Photo Credit: Screenshot
A posthumous picture of partisans killed on February 25, 1950, published by Pagina12

The Polish Anti-Defamation League (RDI) is suing Argentina’s Pagina12 website over an article titled Rostros familiares (Familiar Faces) about the Jedwabne massacre, which the RDI claims included a picture, taken posthumously, of a group of partisans who fought against the Soviet-supported Polish government and died in 1950, Radio Poland reported Saturday.

The Jedwabne pogrom was committed by a group of at least 40 Poles on July 10, 1941, and resulted in the murder of at least 340 Polish Jews of all ages, who were locked in a barn and set on fire. In 1949, the Polish Communist government tried the culprits for treason and murder. Since then, Polish officials have blamed the Germans for instigating the massacre, but Jewish survivors have insisted that the Polish murderers were happy to carry out those murders all by themselves.


The RDI insists that the website’s connecting the pogrom with communist-era independence fighters is “manipulation” and “against the Polish nation and the good name of Polish soldiers.”

RDI accused Pagina12 of an attempt to “confirm Polish anti-Semitism to its readers” and, while at it, demonstrated “huge ignorance about history, for which it should officially apologize to all Poles.”

It appears that Poles are convinced the world owes them an apology for their collaboration with the Nazis as well as for the murders of Jews they initiated themselves.

“One of the most disturbing elements of this story,” writes Federico Pavlovsky in Pagina12, was that those murderers “were men and women of all ages, and of the most diverse professions. Good citizens. And what the Jews saw, to their greatest horror and bewilderment, the last thing they saw – were only familiar faces.”

“They saw their own neighbors turned into volunteer killers.
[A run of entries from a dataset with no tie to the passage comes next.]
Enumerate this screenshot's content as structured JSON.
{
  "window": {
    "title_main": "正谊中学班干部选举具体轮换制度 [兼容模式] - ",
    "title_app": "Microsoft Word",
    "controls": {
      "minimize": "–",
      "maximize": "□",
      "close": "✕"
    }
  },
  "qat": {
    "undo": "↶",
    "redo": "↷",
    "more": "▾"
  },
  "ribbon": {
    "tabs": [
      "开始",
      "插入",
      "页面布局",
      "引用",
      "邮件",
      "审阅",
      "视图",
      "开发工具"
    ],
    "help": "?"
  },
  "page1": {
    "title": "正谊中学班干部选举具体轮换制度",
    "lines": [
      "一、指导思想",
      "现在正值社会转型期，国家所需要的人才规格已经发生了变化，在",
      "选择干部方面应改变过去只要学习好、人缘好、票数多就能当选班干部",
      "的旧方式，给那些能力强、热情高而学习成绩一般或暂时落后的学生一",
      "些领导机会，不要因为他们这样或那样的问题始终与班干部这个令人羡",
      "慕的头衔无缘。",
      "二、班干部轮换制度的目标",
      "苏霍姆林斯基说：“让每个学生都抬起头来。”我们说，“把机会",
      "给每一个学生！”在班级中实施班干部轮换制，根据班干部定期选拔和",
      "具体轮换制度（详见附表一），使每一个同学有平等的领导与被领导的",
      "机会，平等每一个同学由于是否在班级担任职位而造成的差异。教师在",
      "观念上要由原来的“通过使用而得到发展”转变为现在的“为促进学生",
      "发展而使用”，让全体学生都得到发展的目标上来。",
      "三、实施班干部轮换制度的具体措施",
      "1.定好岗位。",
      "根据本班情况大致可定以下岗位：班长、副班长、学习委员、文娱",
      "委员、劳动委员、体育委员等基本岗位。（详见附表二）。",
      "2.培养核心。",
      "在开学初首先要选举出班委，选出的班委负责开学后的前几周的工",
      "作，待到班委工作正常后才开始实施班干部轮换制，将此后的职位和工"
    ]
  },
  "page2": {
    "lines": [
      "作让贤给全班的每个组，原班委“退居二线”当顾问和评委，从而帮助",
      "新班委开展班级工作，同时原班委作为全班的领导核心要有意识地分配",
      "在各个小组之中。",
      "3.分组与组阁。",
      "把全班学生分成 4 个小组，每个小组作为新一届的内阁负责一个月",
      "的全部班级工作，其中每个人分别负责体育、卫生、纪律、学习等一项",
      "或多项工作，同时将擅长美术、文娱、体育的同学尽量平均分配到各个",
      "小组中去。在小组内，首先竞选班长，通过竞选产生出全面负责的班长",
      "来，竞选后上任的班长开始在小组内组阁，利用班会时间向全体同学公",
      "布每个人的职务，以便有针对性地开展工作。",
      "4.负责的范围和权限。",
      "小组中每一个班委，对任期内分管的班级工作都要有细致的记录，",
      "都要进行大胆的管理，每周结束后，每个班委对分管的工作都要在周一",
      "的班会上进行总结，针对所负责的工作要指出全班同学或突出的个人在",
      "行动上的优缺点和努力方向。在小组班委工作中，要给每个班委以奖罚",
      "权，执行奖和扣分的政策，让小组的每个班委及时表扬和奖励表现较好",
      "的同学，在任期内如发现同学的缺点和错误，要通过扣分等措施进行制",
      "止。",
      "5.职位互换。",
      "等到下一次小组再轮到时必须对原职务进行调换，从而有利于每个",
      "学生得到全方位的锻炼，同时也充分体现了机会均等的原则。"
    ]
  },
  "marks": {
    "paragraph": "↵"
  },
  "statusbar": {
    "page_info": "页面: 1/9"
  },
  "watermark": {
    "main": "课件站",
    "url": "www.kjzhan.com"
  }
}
An example of the mob fury […] eliminates the limits and individual responsibilities,” Pavlovsky notes, citing various reports that the Jedwabne people of the postwar period knew perfectly well that the Jews of the village had been murdered by their neighbors during the war, and not by the Nazis.

The Polish Anti-Defamation League would have none of that. “This is the first court proceeding in which we will use the new law,” the RDI announced, referring to a law meting out jail terms of up to three years to anyone who accuses Poland of being complicit in the Holocaust or other crimes against humanity during World War II and the communist-era.

In Poland, the new rules are seen as a way of fighting the use of the phrase “Polish death camps,” which many say implies the country’s involvement in the Holocaust. Poland’s ruling conservatives say such phrases distort history.

Of course, the expression “Polish death camps” was the title of a 1944 article by Polish resistance fighter Jan Karski published in the American magazine Collier’s.